A recent study into the August floods in Louisiana says that the extreme rainfall was brought about by an unusual set of conditions that are likely to increase in frequency and strength in the future.
Furthermore, the study suggests that climate warming since 1985 could have increased the event precipitation (during 11–14 August 2016) by 20%.
The study also finds that such weather conditions appear to have slipped through the net when it comes to triggering warnings.

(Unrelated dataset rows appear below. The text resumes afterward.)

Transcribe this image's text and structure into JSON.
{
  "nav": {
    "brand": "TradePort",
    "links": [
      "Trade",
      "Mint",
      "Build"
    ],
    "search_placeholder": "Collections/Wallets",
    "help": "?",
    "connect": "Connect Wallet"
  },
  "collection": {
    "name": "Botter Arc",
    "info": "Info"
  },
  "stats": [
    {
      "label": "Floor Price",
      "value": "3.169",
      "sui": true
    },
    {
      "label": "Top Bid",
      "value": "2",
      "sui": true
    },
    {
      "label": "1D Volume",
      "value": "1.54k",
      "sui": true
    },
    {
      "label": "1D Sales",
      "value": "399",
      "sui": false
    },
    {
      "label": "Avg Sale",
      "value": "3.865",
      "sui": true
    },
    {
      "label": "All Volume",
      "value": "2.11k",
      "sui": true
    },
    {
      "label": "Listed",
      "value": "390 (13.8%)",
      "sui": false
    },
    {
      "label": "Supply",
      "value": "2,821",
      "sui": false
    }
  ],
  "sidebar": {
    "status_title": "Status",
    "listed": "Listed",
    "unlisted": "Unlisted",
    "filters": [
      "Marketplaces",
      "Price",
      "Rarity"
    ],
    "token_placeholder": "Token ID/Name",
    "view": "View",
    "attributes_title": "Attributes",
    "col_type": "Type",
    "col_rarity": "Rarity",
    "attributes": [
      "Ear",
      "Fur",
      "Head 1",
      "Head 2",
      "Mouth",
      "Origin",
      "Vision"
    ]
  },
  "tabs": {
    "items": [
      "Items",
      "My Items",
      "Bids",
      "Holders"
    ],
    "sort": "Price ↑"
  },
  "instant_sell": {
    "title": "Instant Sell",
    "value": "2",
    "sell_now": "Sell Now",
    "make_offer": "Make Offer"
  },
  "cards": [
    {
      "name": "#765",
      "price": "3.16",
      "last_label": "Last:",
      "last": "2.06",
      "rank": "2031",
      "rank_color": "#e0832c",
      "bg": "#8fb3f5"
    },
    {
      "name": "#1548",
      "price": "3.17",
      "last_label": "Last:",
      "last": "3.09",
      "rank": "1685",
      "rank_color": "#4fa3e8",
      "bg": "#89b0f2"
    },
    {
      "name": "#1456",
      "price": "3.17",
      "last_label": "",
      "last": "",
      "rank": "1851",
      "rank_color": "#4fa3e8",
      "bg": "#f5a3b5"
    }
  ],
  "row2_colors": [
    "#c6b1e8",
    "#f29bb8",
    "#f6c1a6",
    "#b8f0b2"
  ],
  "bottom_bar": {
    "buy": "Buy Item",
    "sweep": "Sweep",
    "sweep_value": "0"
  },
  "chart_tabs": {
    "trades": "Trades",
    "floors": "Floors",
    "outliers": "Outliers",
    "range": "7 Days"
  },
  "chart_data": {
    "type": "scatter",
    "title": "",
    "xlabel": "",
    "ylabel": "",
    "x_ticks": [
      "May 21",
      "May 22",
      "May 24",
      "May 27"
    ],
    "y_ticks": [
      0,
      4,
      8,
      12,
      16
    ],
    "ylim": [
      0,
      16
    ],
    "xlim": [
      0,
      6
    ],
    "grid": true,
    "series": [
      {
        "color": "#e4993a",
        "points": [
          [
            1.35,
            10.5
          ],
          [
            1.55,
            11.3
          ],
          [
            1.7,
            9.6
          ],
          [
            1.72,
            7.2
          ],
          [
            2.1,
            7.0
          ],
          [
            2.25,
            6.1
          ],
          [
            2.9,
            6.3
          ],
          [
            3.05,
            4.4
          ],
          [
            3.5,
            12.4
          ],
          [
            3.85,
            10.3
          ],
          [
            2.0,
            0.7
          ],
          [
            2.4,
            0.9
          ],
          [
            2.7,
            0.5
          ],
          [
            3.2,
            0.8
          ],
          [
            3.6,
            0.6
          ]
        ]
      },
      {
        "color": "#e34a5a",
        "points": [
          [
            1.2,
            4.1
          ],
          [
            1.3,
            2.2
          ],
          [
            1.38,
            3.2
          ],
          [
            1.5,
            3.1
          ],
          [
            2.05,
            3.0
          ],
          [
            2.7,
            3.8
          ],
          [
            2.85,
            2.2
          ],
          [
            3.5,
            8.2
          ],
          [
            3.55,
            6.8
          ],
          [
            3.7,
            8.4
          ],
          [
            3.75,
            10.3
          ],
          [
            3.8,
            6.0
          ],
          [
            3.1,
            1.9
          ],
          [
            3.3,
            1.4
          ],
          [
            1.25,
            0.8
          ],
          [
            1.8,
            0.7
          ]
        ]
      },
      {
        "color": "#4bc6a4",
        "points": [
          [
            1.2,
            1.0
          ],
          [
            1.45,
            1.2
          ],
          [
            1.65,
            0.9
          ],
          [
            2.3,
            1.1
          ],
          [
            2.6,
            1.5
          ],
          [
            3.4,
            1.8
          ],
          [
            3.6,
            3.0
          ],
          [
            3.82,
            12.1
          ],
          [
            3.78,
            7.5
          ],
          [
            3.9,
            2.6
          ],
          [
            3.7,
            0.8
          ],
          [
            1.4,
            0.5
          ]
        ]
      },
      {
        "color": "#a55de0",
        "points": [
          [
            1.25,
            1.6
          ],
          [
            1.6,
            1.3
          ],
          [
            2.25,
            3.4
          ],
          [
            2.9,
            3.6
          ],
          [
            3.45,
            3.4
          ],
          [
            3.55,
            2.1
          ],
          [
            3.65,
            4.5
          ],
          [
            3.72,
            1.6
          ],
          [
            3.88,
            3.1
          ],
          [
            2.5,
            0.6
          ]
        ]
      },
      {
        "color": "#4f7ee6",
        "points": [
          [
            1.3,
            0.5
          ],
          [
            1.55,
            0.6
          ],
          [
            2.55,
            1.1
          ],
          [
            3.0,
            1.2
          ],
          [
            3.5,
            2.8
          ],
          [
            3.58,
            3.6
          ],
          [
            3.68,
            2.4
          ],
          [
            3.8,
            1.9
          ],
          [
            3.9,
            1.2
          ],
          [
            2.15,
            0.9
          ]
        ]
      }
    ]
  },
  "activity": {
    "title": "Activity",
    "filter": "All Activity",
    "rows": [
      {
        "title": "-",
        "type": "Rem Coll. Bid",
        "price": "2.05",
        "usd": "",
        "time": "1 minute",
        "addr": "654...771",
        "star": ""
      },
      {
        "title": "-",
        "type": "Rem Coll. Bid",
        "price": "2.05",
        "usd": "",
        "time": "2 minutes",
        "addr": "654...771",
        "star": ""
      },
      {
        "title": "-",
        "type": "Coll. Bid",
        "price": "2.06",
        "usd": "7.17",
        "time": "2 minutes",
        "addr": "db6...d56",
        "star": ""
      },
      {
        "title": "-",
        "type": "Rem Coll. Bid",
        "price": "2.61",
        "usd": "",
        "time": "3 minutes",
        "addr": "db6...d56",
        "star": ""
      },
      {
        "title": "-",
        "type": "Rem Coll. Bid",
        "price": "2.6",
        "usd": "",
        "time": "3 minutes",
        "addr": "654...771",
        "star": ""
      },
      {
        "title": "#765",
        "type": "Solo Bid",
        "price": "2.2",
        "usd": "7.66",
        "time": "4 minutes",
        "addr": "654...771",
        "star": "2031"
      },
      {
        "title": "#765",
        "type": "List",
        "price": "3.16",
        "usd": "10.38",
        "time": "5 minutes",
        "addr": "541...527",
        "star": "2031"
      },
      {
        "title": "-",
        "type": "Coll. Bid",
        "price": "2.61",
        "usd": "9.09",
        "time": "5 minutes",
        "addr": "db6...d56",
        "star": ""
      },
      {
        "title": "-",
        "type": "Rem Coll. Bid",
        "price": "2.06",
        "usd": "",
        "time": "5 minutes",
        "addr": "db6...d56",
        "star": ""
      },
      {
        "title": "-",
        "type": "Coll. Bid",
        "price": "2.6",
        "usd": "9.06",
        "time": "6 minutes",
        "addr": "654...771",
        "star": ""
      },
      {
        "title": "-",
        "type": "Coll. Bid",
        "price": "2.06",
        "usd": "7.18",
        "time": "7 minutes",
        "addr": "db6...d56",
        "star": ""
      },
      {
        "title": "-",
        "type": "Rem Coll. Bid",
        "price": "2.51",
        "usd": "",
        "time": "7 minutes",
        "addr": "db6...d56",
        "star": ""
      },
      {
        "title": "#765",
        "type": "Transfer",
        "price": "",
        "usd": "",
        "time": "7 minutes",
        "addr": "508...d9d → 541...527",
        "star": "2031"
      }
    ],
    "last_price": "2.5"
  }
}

Forecast systems now need to adapt warning criteria to take into account weak topical disturbances like the Louisiana “unnamed” low-pressure system.
The study, led by Dr. Simon Wang of Utah State University, and recently published in the journal Geophysical Research Letters, concludes that the intense precipitation that caused the catastrophic flood was produced by so-called tropical-midlatitude interactions between the slow-moving low pressure system and an eastward-traveling short wave to the north.
The study adds that tropical-midlatitude interactions are likely to increase in frequency and possibly also in strength in the future in the USA.
“The analysis presented points toward the tendency for more and perhaps stronger upper level troughs propagating out of the western U.S. in late summer; these then have an increasing potential to cross paths with low-pressure systems that form around the Gulf Coast.”
Increased Rainfall and Climate Change
Soon after the devastating Louisiana flood, a NOAA-led study concluded that anthropogenic climate warming played a role in the increased probability of the return time of a similar extreme event happening in the future.
The Utah State University research also connects the Louisiana floods with climate change and directly links an estimated 20% increase in the event precipitation to the contribution of climate warming since 1985.
“…simulations suggest that the warming trend since 1985 could have increased the event precipitation (during 11–14 August 2016) by 20%. Future work should include a coordinated, large attribution effort and perhaps the utilization of convection-permitting models to more explicitly represent extreme precipitation during the warm season.”
Extreme Rainfall Warnings
The findings of the study have implications for potential forecast of non hurricane-related summer extreme precipitation.
Tropical-midlatitude interactions of this nature are random and difficult to forecast. Existing climate projections did not highlight Louisiana as a hotspot for a significant increase in extreme precipitation.
Historically, most extreme flood events in the Gulf Coast have been a result of tropical cyclones. US extreme weather warning systems are more tuned to the threats of cyclones or hurricanes. Official warnings are normally posted in advance of impending tropical cyclones or hurricanes that enable resource preparation thereby reducing concomitant risks.
However, the study says that weak topical disturbances like the Louisiana “unnamed” low-pressure system currently do not merit comparable warning criteria, this despite an ever increasing potential for future significant precipitation incidents.
The Utah State University research points towards the tendency for more and perhaps stronger upper level troughs propagating out of the western U.S. in summer; these then have an increasing potential to cross paths with low pressure systems that form around the Gulf Coast. Combined with the projected increase in precipitable water, resulting precipitation magnitude would increase. These new findings call for potential forecast and warning of non-hurricane related summer extreme precipitation in the Gulf Coast states to enable adaptation.
See more about the study here: Synoptic and quantitative attributions of the extreme precipitation leading to the August 2016 Louisiana flood